World Refugee Day
From where I Stand: “It is your right as a woman, as a refugee and as a human, to become empowered.”
After fleeing the war in Syria in 2015 to find safety in Jordan, Hadeel Dohs* had to face domestic violence within the four walls of her own home. Managing to escape into the night, she finally found peace and hope in Azraq refugee camp, where she is rebuilding her life through her new role as a childcare teacher and accessing protection services offered in the UN Women Oasis center.
Date: Wednesday, June 17, 2020
Five years ago, I fled Syria with my husband and three children, to a small village in Jordan. Yet, despite escaping the war, another conflict raged on inside the four walls of our new home. A battle of abuse at the hands of my husband.
After a year of suffering, I no longer wanting to feel the pain or allow my children to live in an abusive environment, so I decided to run away. Deep into the night, I gathered my children and nothing more, setting out to find refuge in the Azraq refugee camp. With all of the pain I endured came the empowerment that I will never forget.
We were settled into our new caravan, and it was the first time in a very long time that I felt peace. Of course, in the beginning, I faced a lot of internal strife, from experiencing loneliness to overcoming the feeling that what I had done would be frowned upon by many. However, the ultimate fear I had was the question of supporting my family on my own.
I applied for a position in the [UN Women] Oasis center, and with great relief, I was accepted and started the training as childcare teacher. Coming from a place where my husband had not allowed me to work before, I was nervous and yet incredibly excited about the prospect of having a job.
The role offered me the opportunity to not only teach other children but also my own, as they too attended the center. Soon I felt confident in my ability to look after children and thoroughly enjoyed the regular training that I took to strengthen my skills. There is nothing more beautiful to see them flourish into polite, respectful students and encourage them to seek a prosperous future.
I have come to learn the power and beauty of teaching. It makes me feel like I have become a valid part of society and a way in which I can help other women that face my same hardships. I often envisage my future through my children, and I have recognized education as an essential part of their life. I am lucky enough to be able to guide them through their learning at this age, and I hope to continue teaching them throughout the rest of their lives.
Meanwhile, I also attend regular protection and gender-based violence awareness sessions. It changed the way I used to think about the decision I made to leave my husband, and finally, I felt an overwhelming sense of relief and comfort in my actions.
I am no longer embarrassed to share my hardships, quite the opposite. I feel it is important to share my story to let other women know that it is your right as a woman, as a refugee and as a human, to become empowered and make your own decisions in life.
It is possible to create a new life and dream for a prosperous future.”
Hadeel Dohs*, 30, is a Syrian refugee from Damascus, living in the Azraq refugee camp, in Jordan, where she benefitted from the protection services and livelihood opportunities offered at the UN Women’s Oasis center to rebuild her life as a survivor of gender-based violence.
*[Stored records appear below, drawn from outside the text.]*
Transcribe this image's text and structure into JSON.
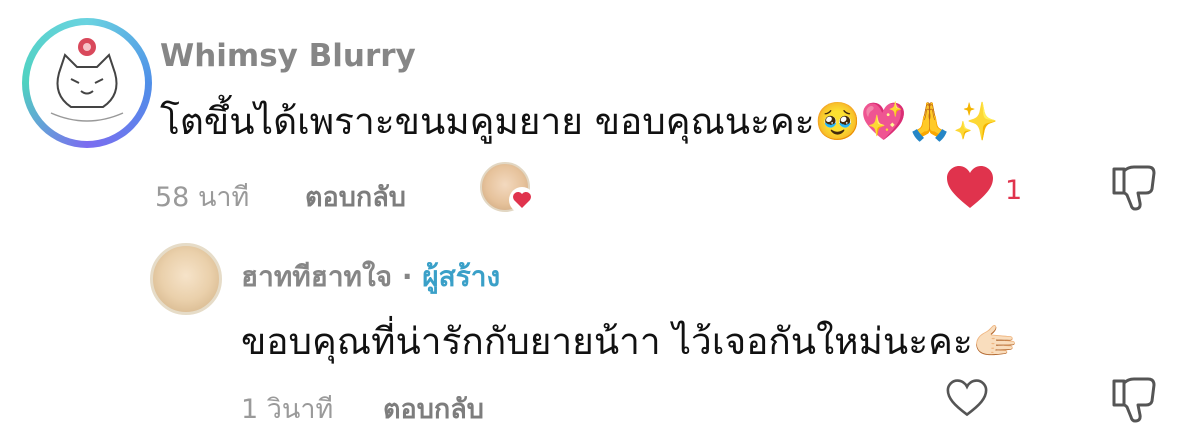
{
  "comment": {
    "author": "Whimsy Blurry",
    "text": "โตขึ้นได้เพราะขนมคูมยาย ขอบคุณนะคะ🥹💖🙏✨",
    "time": "58 นาที",
    "reply_label": "ตอบกลับ",
    "like_count": "1"
  },
  "reply": {
    "author": "ฮาททีฮาทใจ",
    "separator": "·",
    "creator_badge": "ผู้สร้าง",
    "text": "ขอบคุณที่น่ารักกับยายน้าา ไว้เจอกันใหม่นะคะ🫱🏻",
    "time": "1 วินาที",
    "reply_label": "ตอบกลับ"
  },
  "colors": {
    "like_red": "#e0334d",
    "creator_blue": "#3aa0c8"
  },
  "icons": [
    "heart-filled-icon",
    "heart-outline-icon",
    "thumbs-down-icon",
    "creator-liked-heart-icon"
  ]
}
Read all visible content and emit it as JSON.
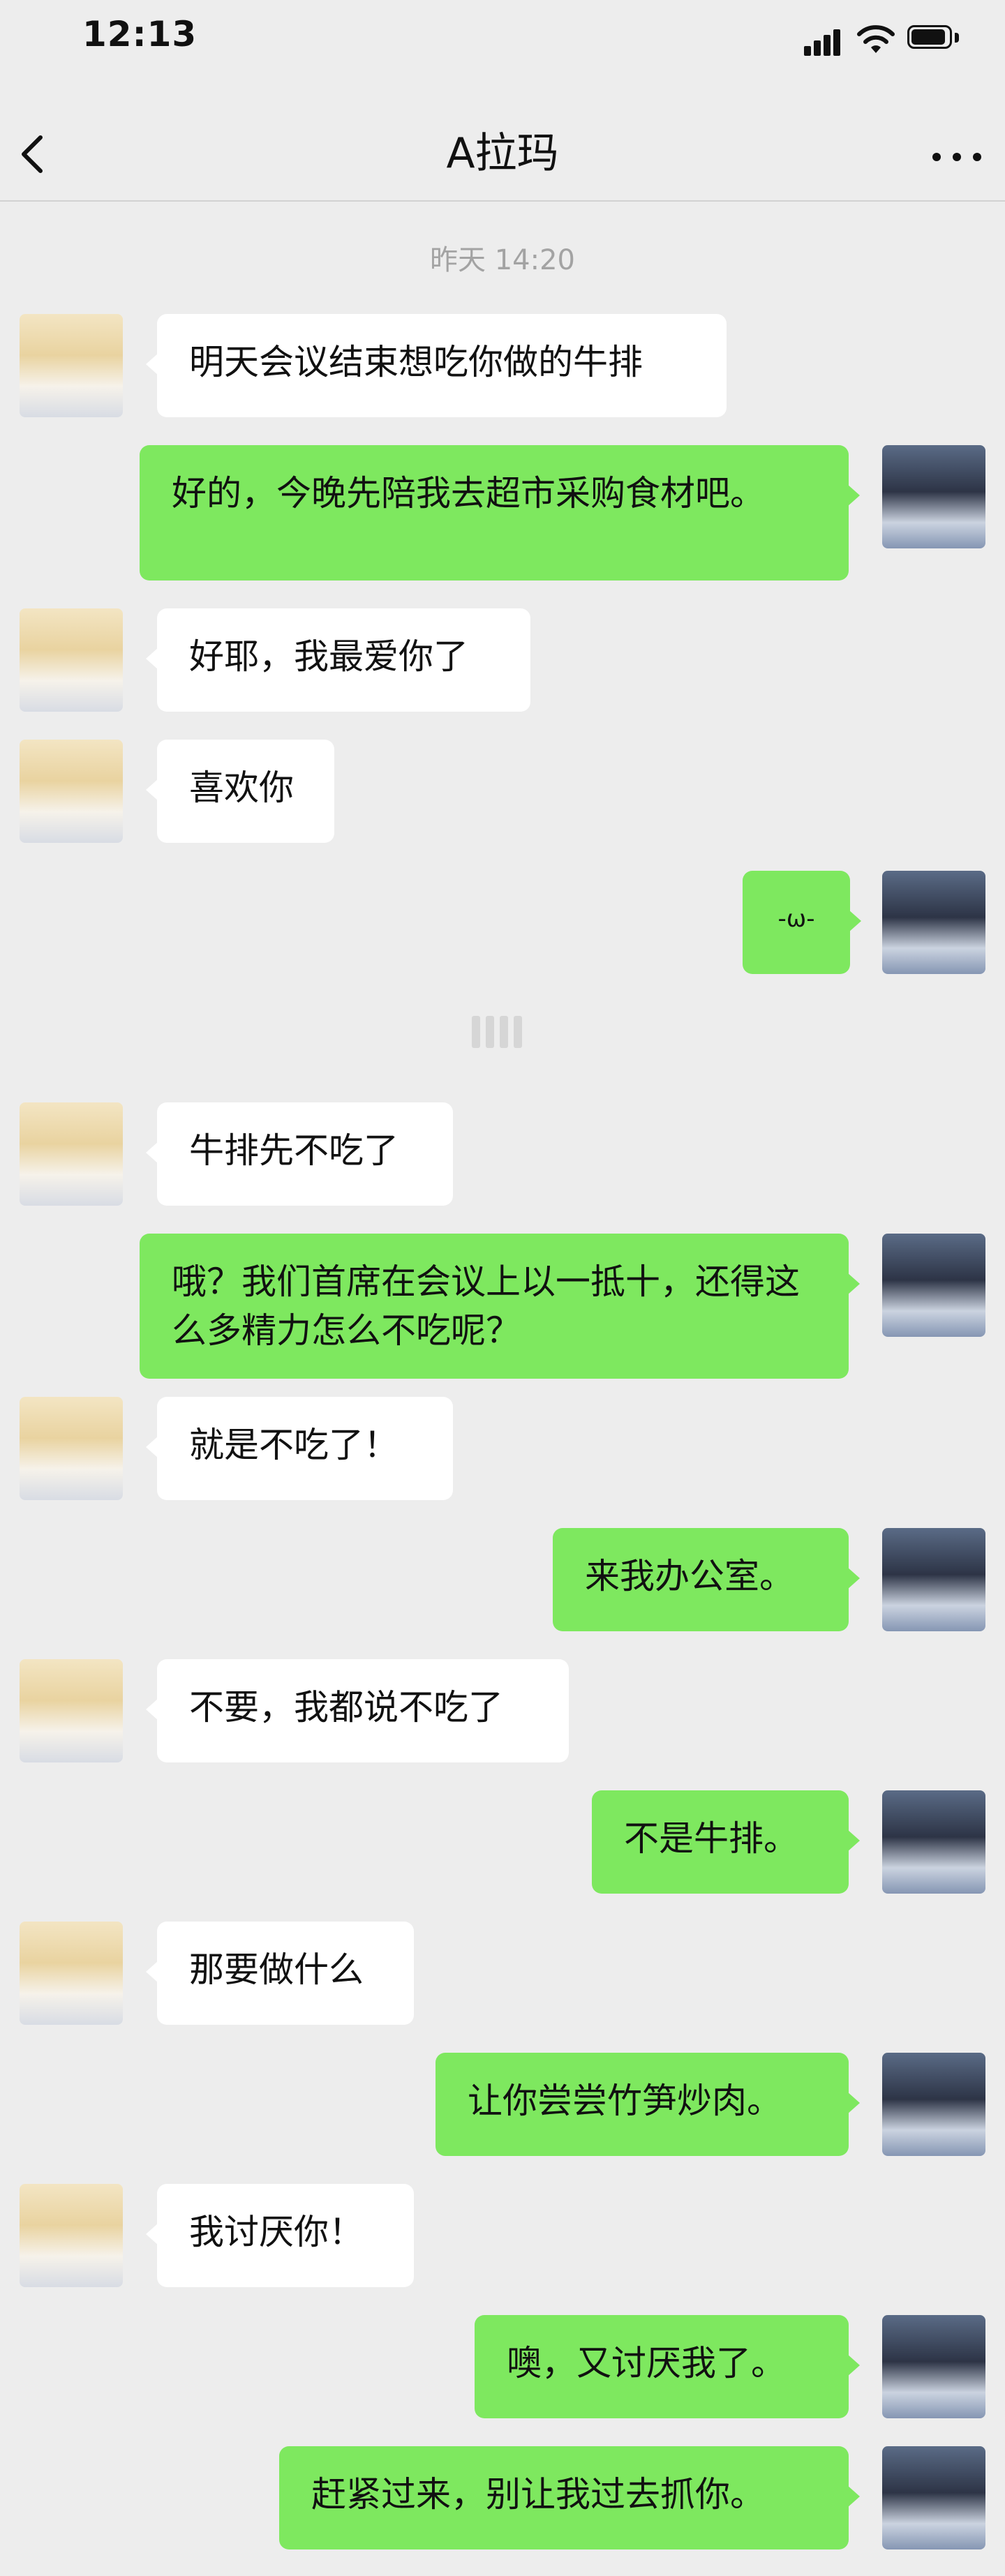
{
  "status": {
    "time": "12:13"
  },
  "header": {
    "title": "A拉玛"
  },
  "chat": {
    "timestamp": "昨天 14:20",
    "messages": [
      {
        "side": "left",
        "text": "明天会议结束想吃你做的牛排"
      },
      {
        "side": "right",
        "text": "好的，今晚先陪我去超市采购食材吧。"
      },
      {
        "side": "left",
        "text": "好耶，我最爱你了"
      },
      {
        "side": "left",
        "text": "喜欢你"
      },
      {
        "side": "right",
        "text": "-ω-"
      },
      {
        "side": "left",
        "text": "牛排先不吃了"
      },
      {
        "side": "right",
        "text": "哦？我们首席在会议上以一抵十，还得这么多精力怎么不吃呢？"
      },
      {
        "side": "left",
        "text": "就是不吃了！"
      },
      {
        "side": "right",
        "text": "来我办公室。"
      },
      {
        "side": "left",
        "text": "不要，我都说不吃了"
      },
      {
        "side": "right",
        "text": "不是牛排。"
      },
      {
        "side": "left",
        "text": "那要做什么"
      },
      {
        "side": "right",
        "text": "让你尝尝竹笋炒肉。"
      },
      {
        "side": "left",
        "text": "我讨厌你！"
      },
      {
        "side": "right",
        "text": "噢，又讨厌我了。"
      },
      {
        "side": "right",
        "text": "赶紧过来，别让我过去抓你。"
      }
    ]
  },
  "icons": {
    "back": "chevron-left-icon",
    "more": "more-dots-icon",
    "signal": "cellular-signal-icon",
    "wifi": "wifi-icon",
    "battery": "battery-icon",
    "divider": "page-divider-icon"
  },
  "colors": {
    "background": "#ededed",
    "sent_bubble": "#7ee85f",
    "received_bubble": "#ffffff",
    "timestamp": "#a3a3a3"
  }
}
Now, she is sharing her journey of empowerment to inspire other women to take charge of their own lives. With the generous support of the Governments of Canada, Finland, France, Iceland, Italy, Zonta International Foundation and UN Women national committees, UN Women is providing referral, protection and awareness raising services to 2,000 women Syrian refugee women every year. Doh’s story relates to Sustainable Development Goal (SDG) 16, which promotes peace and security, as well as SDG 5 on gender equality and women’s empowerment.*Note: The name has been changed to protect the identity of the survivor.